Assignment → Repeat the records below verbatim, and do not copy their pictures.

►

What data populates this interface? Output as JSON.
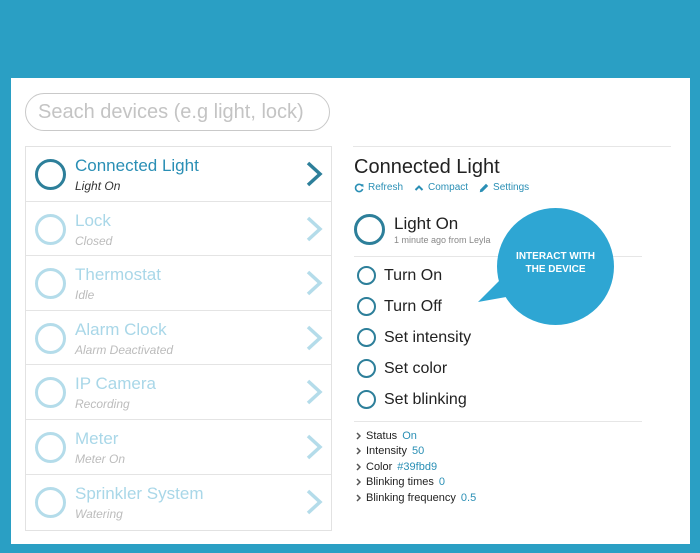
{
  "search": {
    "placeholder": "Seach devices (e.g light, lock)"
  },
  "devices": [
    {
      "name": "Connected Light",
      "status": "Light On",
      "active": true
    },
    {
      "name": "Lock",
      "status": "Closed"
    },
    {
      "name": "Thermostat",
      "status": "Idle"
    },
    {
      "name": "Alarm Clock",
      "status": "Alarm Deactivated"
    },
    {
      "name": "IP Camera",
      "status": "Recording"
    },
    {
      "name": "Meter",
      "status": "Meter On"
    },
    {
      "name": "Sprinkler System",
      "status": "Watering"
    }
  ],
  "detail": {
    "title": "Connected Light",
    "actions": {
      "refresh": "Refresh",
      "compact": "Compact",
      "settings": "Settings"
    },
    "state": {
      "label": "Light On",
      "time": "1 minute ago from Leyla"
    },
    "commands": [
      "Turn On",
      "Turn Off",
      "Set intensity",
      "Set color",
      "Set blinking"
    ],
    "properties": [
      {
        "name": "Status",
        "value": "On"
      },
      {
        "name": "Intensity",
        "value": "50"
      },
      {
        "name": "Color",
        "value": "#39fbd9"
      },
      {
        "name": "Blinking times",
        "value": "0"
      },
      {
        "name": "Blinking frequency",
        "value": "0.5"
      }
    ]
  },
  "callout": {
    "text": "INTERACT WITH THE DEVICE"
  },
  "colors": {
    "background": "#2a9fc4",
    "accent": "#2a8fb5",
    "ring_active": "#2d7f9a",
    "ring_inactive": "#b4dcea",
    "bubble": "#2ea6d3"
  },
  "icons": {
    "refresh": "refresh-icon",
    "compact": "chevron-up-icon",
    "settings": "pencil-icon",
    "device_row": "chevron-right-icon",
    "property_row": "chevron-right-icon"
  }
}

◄

Solution to this problem →
What data populates this interface? Output as JSON.
{
  "search": {
    "placeholder": "Seach devices (e.g light, lock)"
  },
  "devices": [
    {
      "name": "Connected Light",
      "status": "Light On",
      "active": true
    },
    {
      "name": "Lock",
      "status": "Closed"
    },
    {
      "name": "Thermostat",
      "status": "Idle"
    },
    {
      "name": "Alarm Clock",
      "status": "Alarm Deactivated"
    },
    {
      "name": "IP Camera",
      "status": "Recording"
    },
    {
      "name": "Meter",
      "status": "Meter On"
    },
    {
      "name": "Sprinkler System",
      "status": "Watering"
    }
  ],
  "detail": {
    "title": "Connected Light",
    "actions": {
      "refresh": "Refresh",
      "compact": "Compact",
      "settings": "Settings"
    },
    "state": {
      "label": "Light On",
      "time": "1 minute ago from Leyla"
    },
    "commands": [
      "Turn On",
      "Turn Off",
      "Set intensity",
      "Set color",
      "Set blinking"
    ],
    "properties": [
      {
        "name": "Status",
        "value": "On"
      },
      {
        "name": "Intensity",
        "value": "50"
      },
      {
        "name": "Color",
        "value": "#39fbd9"
      },
      {
        "name": "Blinking times",
        "value": "0"
      },
      {
        "name": "Blinking frequency",
        "value": "0.5"
      }
    ]
  },
  "callout": {
    "text": "INTERACT WITH THE DEVICE"
  },
  "colors": {
    "background": "#2a9fc4",
    "accent": "#2a8fb5",
    "ring_active": "#2d7f9a",
    "ring_inactive": "#b4dcea",
    "bubble": "#2ea6d3"
  },
  "icons": {
    "refresh": "refresh-icon",
    "compact": "chevron-up-icon",
    "settings": "pencil-icon",
    "device_row": "chevron-right-icon",
    "property_row": "chevron-right-icon"
  }
}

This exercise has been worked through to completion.